Supplied information START

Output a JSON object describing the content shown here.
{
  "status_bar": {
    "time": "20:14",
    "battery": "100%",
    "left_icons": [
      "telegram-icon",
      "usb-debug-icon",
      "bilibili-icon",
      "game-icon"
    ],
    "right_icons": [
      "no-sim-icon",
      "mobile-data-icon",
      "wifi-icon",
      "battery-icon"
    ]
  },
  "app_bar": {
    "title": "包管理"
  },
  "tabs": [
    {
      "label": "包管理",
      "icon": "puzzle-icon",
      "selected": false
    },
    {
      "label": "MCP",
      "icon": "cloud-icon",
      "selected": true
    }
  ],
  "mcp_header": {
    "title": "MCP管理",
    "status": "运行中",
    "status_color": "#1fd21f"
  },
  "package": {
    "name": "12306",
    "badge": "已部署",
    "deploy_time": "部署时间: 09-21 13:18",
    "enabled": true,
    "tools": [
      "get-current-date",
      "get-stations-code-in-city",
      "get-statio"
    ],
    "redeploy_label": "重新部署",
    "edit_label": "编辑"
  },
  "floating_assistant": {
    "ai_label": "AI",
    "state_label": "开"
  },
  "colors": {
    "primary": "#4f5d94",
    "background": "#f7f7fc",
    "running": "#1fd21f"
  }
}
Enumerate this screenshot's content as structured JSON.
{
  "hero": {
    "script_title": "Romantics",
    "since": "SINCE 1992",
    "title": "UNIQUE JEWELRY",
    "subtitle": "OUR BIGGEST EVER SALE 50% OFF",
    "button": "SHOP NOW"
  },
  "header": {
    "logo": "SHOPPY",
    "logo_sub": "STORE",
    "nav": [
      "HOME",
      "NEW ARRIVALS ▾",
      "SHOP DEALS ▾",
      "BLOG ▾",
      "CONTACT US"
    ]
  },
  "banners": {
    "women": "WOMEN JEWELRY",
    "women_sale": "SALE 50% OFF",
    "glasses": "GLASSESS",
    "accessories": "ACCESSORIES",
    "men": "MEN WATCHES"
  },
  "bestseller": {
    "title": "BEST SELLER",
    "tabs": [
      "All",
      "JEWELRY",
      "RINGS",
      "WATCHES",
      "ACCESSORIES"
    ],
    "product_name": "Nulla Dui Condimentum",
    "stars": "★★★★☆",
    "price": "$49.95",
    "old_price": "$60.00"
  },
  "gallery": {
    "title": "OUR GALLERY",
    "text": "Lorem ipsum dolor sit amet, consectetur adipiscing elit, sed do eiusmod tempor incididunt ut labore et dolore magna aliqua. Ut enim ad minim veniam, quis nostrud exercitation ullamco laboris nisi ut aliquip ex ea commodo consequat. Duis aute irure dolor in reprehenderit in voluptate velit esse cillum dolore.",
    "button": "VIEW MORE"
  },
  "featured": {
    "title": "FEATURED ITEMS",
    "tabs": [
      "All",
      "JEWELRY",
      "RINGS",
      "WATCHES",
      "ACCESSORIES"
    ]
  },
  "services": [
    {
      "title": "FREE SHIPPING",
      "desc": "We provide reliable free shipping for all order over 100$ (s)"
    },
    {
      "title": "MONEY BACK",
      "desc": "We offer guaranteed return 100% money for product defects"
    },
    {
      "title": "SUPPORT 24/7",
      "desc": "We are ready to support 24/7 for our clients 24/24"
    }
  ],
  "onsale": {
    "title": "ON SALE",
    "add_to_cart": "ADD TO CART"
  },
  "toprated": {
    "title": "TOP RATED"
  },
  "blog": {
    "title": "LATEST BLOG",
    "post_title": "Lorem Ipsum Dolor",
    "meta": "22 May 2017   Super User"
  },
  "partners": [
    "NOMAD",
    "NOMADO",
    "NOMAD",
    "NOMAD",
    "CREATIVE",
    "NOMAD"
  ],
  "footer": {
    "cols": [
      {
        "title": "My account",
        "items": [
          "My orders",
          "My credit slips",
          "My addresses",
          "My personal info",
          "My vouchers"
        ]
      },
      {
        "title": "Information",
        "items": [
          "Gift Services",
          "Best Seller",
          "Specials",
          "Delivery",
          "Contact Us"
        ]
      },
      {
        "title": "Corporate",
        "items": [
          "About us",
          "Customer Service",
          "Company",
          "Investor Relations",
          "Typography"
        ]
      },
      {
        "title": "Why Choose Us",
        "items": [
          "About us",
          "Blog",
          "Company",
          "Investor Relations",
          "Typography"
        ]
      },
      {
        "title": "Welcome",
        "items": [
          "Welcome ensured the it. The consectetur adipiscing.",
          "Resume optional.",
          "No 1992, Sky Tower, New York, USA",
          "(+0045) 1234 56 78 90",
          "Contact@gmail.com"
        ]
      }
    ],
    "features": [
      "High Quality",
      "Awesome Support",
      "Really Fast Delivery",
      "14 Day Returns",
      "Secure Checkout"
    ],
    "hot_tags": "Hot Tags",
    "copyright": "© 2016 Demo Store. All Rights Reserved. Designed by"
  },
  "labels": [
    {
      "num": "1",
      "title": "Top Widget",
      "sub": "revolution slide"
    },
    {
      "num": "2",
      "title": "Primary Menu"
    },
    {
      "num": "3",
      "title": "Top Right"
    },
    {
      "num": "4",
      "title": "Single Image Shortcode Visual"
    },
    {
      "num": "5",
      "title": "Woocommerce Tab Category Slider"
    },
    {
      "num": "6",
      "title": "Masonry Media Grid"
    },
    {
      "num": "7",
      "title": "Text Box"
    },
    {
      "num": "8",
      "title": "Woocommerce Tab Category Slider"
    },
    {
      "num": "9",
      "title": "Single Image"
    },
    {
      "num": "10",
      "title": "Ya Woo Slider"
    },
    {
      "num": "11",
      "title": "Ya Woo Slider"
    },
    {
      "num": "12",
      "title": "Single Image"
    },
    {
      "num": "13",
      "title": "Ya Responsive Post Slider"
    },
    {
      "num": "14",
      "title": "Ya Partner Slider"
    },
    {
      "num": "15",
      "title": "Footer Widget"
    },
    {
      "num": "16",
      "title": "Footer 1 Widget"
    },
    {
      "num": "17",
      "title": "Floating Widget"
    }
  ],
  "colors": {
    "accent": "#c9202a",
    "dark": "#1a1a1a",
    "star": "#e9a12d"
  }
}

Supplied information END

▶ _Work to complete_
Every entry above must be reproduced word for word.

▶ _Solution to this task_
Output a JSON object describing the content shown here.
{
  "status_bar": {
    "time": "20:14",
    "battery": "100%",
    "left_icons": [
      "telegram-icon",
      "usb-debug-icon",
      "bilibili-icon",
      "game-icon"
    ],
    "right_icons": [
      "no-sim-icon",
      "mobile-data-icon",
      "wifi-icon",
      "battery-icon"
    ]
  },
  "app_bar": {
    "title": "包管理"
  },
  "tabs": [
    {
      "label": "包管理",
      "icon": "puzzle-icon",
      "selected": false
    },
    {
      "label": "MCP",
      "icon": "cloud-icon",
      "selected": true
    }
  ],
  "mcp_header": {
    "title": "MCP管理",
    "status": "运行中",
    "status_color": "#1fd21f"
  },
  "package": {
    "name": "12306",
    "badge": "已部署",
    "deploy_time": "部署时间: 09-21 13:18",
    "enabled": true,
    "tools": [
      "get-current-date",
      "get-stations-code-in-city",
      "get-statio"
    ],
    "redeploy_label": "重新部署",
    "edit_label": "编辑"
  },
  "floating_assistant": {
    "ai_label": "AI",
    "state_label": "开"
  },
  "colors": {
    "primary": "#4f5d94",
    "background": "#f7f7fc",
    "running": "#1fd21f"
  }
}
Enumerate this screenshot's content as structured JSON.
{
  "hero": {
    "script_title": "Romantics",
    "since": "SINCE 1992",
    "title": "UNIQUE JEWELRY",
    "subtitle": "OUR BIGGEST EVER SALE 50% OFF",
    "button": "SHOP NOW"
  },
  "header": {
    "logo": "SHOPPY",
    "logo_sub": "STORE",
    "nav": [
      "HOME",
      "NEW ARRIVALS ▾",
      "SHOP DEALS ▾",
      "BLOG ▾",
      "CONTACT US"
    ]
  },
  "banners": {
    "women": "WOMEN JEWELRY",
    "women_sale": "SALE 50% OFF",
    "glasses": "GLASSESS",
    "accessories": "ACCESSORIES",
    "men": "MEN WATCHES"
  },
  "bestseller": {
    "title": "BEST SELLER",
    "tabs": [
      "All",
      "JEWELRY",
      "RINGS",
      "WATCHES",
      "ACCESSORIES"
    ],
    "product_name": "Nulla Dui Condimentum",
    "stars": "★★★★☆",
    "price": "$49.95",
    "old_price": "$60.00"
  },
  "gallery": {
    "title": "OUR GALLERY",
    "text": "Lorem ipsum dolor sit amet, consectetur adipiscing elit, sed do eiusmod tempor incididunt ut labore et dolore magna aliqua. Ut enim ad minim veniam, quis nostrud exercitation ullamco laboris nisi ut aliquip ex ea commodo consequat. Duis aute irure dolor in reprehenderit in voluptate velit esse cillum dolore.",
    "button": "VIEW MORE"
  },
  "featured": {
    "title": "FEATURED ITEMS",
    "tabs": [
      "All",
      "JEWELRY",
      "RINGS",
      "WATCHES",
      "ACCESSORIES"
    ]
  },
  "services": [
    {
      "title": "FREE SHIPPING",
      "desc": "We provide reliable free shipping for all order over 100$ (s)"
    },
    {
      "title": "MONEY BACK",
      "desc": "We offer guaranteed return 100% money for product defects"
    },
    {
      "title": "SUPPORT 24/7",
      "desc": "We are ready to support 24/7 for our clients 24/24"
    }
  ],
  "onsale": {
    "title": "ON SALE",
    "add_to_cart": "ADD TO CART"
  },
  "toprated": {
    "title": "TOP RATED"
  },
  "blog": {
    "title": "LATEST BLOG",
    "post_title": "Lorem Ipsum Dolor",
    "meta": "22 May 2017   Super User"
  },
  "partners": [
    "NOMAD",
    "NOMADO",
    "NOMAD",
    "NOMAD",
    "CREATIVE",
    "NOMAD"
  ],
  "footer": {
    "cols": [
      {
        "title": "My account",
        "items": [
          "My orders",
          "My credit slips",
          "My addresses",
          "My personal info",
          "My vouchers"
        ]
      },
      {
        "title": "Information",
        "items": [
          "Gift Services",
          "Best Seller",
          "Specials",
          "Delivery",
          "Contact Us"
        ]
      },
      {
        "title": "Corporate",
        "items": [
          "About us",
          "Customer Service",
          "Company",
          "Investor Relations",
          "Typography"
        ]
      },
      {
        "title": "Why Choose Us",
        "items": [
          "About us",
          "Blog",
          "Company",
          "Investor Relations",
          "Typography"
        ]
      },
      {
        "title": "Welcome",
        "items": [
          "Welcome ensured the it. The consectetur adipiscing.",
          "Resume optional.",
          "No 1992, Sky Tower, New York, USA",
          "(+0045) 1234 56 78 90",
          "Contact@gmail.com"
        ]
      }
    ],
    "features": [
      "High Quality",
      "Awesome Support",
      "Really Fast Delivery",
      "14 Day Returns",
      "Secure Checkout"
    ],
    "hot_tags": "Hot Tags",
    "copyright": "© 2016 Demo Store. All Rights Reserved. Designed by"
  },
  "labels": [
    {
      "num": "1",
      "title": "Top Widget",
      "sub": "revolution slide"
    },
    {
      "num": "2",
      "title": "Primary Menu"
    },
    {
      "num": "3",
      "title": "Top Right"
    },
    {
      "num": "4",
      "title": "Single Image Shortcode Visual"
    },
    {
      "num": "5",
      "title": "Woocommerce Tab Category Slider"
    },
    {
      "num": "6",
      "title": "Masonry Media Grid"
    },
    {
      "num": "7",
      "title": "Text Box"
    },
    {
      "num": "8",
      "title": "Woocommerce Tab Category Slider"
    },
    {
      "num": "9",
      "title": "Single Image"
    },
    {
      "num": "10",
      "title": "Ya Woo Slider"
    },
    {
      "num": "11",
      "title": "Ya Woo Slider"
    },
    {
      "num": "12",
      "title": "Single Image"
    },
    {
      "num": "13",
      "title": "Ya Responsive Post Slider"
    },
    {
      "num": "14",
      "title": "Ya Partner Slider"
    },
    {
      "num": "15",
      "title": "Footer Widget"
    },
    {
      "num": "16",
      "title": "Footer 1 Widget"
    },
    {
      "num": "17",
      "title": "Floating Widget"
    }
  ],
  "colors": {
    "accent": "#c9202a",
    "dark": "#1a1a1a",
    "star": "#e9a12d"
  }
}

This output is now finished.